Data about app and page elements
********

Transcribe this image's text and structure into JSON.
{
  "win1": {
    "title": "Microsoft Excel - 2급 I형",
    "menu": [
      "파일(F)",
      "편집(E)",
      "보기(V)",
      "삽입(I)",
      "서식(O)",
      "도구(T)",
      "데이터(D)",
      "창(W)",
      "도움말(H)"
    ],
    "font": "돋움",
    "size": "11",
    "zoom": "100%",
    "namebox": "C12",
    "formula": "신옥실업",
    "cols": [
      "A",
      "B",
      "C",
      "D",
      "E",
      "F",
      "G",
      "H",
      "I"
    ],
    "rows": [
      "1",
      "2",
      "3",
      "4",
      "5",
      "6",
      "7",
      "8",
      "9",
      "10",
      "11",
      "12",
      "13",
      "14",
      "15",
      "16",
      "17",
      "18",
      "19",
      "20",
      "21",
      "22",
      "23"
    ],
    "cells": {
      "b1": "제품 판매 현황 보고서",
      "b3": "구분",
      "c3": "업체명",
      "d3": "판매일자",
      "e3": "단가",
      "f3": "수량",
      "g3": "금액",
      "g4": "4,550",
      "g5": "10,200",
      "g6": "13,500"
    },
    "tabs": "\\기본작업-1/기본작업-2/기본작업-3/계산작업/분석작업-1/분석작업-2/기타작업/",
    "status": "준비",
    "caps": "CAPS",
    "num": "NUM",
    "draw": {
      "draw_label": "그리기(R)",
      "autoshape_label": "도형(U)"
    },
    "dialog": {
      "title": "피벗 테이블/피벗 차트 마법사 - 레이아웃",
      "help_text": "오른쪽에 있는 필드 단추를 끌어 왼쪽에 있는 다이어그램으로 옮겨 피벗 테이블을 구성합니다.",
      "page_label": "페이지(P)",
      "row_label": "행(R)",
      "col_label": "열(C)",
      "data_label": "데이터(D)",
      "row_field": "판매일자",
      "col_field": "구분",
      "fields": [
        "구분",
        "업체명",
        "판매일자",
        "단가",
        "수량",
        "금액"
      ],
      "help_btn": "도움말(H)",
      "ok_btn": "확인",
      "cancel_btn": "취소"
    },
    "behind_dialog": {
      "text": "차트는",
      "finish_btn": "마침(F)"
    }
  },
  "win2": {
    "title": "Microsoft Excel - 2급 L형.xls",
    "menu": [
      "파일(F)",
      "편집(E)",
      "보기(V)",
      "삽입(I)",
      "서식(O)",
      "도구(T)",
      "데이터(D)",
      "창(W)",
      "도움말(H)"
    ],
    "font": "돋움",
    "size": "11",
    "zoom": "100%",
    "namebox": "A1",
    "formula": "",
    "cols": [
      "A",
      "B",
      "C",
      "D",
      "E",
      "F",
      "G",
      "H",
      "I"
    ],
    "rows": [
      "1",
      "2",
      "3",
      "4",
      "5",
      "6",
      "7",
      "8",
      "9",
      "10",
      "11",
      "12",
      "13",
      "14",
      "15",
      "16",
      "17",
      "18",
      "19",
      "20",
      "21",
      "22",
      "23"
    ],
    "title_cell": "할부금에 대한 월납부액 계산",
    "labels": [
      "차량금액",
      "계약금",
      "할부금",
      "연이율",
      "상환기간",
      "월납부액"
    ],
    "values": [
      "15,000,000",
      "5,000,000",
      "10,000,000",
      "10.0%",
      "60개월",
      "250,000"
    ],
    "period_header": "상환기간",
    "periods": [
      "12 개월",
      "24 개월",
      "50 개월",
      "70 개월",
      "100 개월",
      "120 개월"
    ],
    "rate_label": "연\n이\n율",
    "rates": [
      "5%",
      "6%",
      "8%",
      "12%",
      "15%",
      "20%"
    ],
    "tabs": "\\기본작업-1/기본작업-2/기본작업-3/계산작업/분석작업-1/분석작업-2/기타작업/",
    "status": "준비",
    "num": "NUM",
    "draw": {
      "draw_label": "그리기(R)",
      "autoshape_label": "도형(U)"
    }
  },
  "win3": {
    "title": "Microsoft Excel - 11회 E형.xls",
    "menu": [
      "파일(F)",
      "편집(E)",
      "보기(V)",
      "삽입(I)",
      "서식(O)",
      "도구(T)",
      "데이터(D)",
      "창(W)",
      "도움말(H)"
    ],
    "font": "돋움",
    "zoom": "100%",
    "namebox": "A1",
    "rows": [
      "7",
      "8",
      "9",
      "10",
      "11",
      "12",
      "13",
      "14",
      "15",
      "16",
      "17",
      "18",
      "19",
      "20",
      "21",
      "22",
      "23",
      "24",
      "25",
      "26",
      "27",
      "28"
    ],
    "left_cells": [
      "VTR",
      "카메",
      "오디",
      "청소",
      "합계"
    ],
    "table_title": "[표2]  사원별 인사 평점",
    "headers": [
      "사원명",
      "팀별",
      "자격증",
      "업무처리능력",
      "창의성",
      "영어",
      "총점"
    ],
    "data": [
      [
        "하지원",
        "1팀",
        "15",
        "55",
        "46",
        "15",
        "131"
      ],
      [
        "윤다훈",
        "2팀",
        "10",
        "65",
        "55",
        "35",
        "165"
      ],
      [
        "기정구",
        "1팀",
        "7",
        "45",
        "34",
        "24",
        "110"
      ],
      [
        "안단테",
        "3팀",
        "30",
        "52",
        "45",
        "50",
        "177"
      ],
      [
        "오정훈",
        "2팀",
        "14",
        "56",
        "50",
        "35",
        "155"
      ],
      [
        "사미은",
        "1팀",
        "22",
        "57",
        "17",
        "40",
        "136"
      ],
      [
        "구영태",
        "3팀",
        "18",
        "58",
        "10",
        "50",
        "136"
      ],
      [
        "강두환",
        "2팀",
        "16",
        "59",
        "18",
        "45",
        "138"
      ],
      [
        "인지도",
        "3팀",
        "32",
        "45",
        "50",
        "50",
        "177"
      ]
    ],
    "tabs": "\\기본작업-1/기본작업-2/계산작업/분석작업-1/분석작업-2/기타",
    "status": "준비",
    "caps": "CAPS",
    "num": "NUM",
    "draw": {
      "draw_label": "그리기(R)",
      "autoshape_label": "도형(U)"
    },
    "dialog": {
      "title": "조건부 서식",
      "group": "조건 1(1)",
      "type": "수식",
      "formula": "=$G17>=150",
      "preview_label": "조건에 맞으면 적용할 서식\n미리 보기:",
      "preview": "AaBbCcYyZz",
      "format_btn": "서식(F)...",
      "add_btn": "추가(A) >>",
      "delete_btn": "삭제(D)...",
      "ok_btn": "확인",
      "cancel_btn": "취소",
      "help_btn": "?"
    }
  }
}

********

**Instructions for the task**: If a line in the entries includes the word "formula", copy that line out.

**Response to the exercise**:
    "formula": "신옥실업",
    "formula": "",
      "formula": "=$G17>=150",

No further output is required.